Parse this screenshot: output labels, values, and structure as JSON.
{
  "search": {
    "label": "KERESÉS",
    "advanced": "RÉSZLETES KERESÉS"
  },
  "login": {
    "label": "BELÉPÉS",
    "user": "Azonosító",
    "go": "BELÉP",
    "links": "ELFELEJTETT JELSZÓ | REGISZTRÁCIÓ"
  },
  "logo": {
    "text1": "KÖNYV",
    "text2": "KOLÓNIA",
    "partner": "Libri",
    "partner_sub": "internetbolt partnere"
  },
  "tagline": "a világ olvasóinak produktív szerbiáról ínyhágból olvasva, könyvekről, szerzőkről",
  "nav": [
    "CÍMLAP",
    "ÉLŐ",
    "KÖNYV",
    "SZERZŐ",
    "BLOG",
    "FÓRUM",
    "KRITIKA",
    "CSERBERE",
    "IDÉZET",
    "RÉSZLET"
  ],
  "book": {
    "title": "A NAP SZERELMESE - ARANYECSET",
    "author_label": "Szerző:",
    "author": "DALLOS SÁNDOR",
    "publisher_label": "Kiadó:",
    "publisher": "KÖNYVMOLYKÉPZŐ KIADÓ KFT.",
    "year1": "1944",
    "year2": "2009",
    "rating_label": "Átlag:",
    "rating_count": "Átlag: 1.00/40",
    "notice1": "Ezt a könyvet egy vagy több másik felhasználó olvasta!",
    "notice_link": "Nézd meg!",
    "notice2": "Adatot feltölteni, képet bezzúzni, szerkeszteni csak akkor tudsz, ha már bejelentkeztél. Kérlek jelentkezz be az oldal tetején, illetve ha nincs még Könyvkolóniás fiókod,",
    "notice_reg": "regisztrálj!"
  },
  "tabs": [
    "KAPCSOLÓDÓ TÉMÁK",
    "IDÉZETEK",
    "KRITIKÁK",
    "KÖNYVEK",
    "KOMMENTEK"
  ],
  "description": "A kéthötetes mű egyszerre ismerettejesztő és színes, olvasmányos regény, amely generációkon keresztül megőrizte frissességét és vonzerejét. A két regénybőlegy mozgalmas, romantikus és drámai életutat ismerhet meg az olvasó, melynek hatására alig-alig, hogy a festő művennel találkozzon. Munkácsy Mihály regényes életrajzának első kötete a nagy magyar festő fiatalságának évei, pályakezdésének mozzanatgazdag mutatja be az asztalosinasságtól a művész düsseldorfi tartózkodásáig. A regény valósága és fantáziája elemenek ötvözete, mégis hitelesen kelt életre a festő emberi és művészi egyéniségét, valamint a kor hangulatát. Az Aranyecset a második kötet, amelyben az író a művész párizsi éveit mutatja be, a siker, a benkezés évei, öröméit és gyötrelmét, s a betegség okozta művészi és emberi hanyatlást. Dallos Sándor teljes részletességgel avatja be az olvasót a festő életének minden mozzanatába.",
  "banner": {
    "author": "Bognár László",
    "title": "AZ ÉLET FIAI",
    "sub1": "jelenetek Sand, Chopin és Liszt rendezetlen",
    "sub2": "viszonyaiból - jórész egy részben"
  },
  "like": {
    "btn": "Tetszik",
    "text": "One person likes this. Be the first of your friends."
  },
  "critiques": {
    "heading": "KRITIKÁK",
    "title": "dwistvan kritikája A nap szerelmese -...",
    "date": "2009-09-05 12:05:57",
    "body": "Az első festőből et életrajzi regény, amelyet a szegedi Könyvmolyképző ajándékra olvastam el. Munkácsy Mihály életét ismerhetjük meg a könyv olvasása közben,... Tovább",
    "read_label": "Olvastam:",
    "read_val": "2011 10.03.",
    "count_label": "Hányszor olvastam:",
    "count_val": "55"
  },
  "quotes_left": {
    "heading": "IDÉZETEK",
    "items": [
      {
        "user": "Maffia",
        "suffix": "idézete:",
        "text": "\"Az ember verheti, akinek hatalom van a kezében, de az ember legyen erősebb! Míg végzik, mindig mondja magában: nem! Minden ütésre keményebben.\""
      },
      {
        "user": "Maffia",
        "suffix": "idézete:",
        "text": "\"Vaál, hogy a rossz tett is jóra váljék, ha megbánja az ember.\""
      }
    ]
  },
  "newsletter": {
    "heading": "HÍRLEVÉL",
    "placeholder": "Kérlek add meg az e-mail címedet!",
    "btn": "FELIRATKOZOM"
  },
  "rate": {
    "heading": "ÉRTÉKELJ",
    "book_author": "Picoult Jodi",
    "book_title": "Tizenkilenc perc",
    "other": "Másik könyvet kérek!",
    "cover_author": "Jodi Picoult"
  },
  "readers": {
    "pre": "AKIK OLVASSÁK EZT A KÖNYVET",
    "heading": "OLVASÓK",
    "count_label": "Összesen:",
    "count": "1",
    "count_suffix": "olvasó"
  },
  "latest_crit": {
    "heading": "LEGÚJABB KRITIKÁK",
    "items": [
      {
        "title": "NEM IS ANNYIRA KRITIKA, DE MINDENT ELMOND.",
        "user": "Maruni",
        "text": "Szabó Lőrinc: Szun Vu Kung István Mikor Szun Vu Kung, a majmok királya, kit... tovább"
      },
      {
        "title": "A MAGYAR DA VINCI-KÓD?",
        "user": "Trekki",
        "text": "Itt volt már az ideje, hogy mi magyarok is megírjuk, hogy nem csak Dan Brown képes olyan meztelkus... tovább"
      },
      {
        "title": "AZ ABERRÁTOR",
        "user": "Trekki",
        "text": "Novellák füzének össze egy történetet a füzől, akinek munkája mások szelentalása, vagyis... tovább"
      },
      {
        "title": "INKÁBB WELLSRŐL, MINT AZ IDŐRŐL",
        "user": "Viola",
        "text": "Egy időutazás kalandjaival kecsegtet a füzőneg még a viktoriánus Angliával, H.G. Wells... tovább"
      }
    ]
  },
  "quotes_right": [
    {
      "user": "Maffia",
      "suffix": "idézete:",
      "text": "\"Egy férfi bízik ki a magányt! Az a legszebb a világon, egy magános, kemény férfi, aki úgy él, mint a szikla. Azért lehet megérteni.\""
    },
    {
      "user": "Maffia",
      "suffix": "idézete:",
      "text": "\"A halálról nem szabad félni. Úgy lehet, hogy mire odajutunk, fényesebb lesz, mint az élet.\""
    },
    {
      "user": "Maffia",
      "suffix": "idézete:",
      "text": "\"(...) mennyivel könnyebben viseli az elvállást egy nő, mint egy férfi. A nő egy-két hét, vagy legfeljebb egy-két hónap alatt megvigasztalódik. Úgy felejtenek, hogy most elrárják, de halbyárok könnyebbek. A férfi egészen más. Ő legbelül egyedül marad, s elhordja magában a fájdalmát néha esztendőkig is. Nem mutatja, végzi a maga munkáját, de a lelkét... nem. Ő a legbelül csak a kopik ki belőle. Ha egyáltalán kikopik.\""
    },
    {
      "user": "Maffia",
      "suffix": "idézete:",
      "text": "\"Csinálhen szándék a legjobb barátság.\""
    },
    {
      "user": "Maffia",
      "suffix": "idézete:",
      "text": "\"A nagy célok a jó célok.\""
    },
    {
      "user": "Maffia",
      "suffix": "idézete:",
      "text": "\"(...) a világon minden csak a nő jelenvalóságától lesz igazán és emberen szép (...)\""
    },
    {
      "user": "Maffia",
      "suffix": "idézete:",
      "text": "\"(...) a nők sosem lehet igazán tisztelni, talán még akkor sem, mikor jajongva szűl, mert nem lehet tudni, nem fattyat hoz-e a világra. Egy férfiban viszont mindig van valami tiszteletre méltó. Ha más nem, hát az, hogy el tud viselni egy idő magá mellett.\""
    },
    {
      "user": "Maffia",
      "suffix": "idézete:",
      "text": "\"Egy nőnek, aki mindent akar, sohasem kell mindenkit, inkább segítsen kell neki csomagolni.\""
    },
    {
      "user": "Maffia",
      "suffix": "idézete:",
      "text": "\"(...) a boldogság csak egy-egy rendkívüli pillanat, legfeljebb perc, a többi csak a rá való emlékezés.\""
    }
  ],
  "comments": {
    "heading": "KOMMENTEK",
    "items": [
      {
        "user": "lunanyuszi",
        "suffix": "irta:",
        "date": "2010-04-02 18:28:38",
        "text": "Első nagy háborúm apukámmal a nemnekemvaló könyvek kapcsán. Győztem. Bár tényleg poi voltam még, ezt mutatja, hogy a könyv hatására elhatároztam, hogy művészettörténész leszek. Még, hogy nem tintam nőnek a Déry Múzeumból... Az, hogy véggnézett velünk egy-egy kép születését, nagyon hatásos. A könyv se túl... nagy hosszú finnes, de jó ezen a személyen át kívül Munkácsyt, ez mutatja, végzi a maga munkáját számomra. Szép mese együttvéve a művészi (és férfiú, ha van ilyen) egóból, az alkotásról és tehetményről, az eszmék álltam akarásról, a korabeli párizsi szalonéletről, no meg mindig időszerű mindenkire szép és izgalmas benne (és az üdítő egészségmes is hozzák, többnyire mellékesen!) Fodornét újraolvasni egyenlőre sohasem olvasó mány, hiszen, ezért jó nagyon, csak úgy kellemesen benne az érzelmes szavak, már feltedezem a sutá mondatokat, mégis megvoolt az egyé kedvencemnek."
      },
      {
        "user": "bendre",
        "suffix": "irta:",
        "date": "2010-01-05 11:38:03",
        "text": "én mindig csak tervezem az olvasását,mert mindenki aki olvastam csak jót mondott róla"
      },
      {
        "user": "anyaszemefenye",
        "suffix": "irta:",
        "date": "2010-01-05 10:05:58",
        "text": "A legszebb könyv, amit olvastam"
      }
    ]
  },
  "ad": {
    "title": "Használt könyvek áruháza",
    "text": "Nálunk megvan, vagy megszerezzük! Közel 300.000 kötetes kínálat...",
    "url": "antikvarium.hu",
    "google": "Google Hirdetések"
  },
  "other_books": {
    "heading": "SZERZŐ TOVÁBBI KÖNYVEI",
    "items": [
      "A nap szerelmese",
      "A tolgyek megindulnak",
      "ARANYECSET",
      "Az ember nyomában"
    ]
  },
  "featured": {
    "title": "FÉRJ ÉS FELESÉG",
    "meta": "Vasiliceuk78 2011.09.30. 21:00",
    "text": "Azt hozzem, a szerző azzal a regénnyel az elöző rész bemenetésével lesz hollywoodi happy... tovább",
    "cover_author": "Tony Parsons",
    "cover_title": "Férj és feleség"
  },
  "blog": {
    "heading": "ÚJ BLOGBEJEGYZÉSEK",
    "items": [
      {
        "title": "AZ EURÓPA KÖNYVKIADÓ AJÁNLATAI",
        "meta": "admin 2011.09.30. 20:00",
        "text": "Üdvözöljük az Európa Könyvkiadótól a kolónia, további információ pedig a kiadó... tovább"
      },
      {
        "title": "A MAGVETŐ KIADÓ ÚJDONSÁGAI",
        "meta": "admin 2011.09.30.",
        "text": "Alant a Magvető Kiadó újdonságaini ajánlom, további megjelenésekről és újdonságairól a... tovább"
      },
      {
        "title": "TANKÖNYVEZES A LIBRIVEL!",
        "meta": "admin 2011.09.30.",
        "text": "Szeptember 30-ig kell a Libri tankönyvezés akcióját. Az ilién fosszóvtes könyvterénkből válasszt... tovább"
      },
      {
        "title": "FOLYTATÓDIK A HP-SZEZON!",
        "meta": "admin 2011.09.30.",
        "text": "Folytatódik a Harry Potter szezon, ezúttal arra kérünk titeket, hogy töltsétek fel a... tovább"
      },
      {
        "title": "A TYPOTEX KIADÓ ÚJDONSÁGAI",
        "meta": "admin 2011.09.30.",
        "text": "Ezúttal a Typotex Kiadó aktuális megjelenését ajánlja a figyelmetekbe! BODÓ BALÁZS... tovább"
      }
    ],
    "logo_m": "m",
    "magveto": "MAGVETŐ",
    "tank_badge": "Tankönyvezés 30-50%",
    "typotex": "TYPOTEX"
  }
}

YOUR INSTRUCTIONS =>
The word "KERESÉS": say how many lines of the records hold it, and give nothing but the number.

EXERCISE OUTPUT =>
2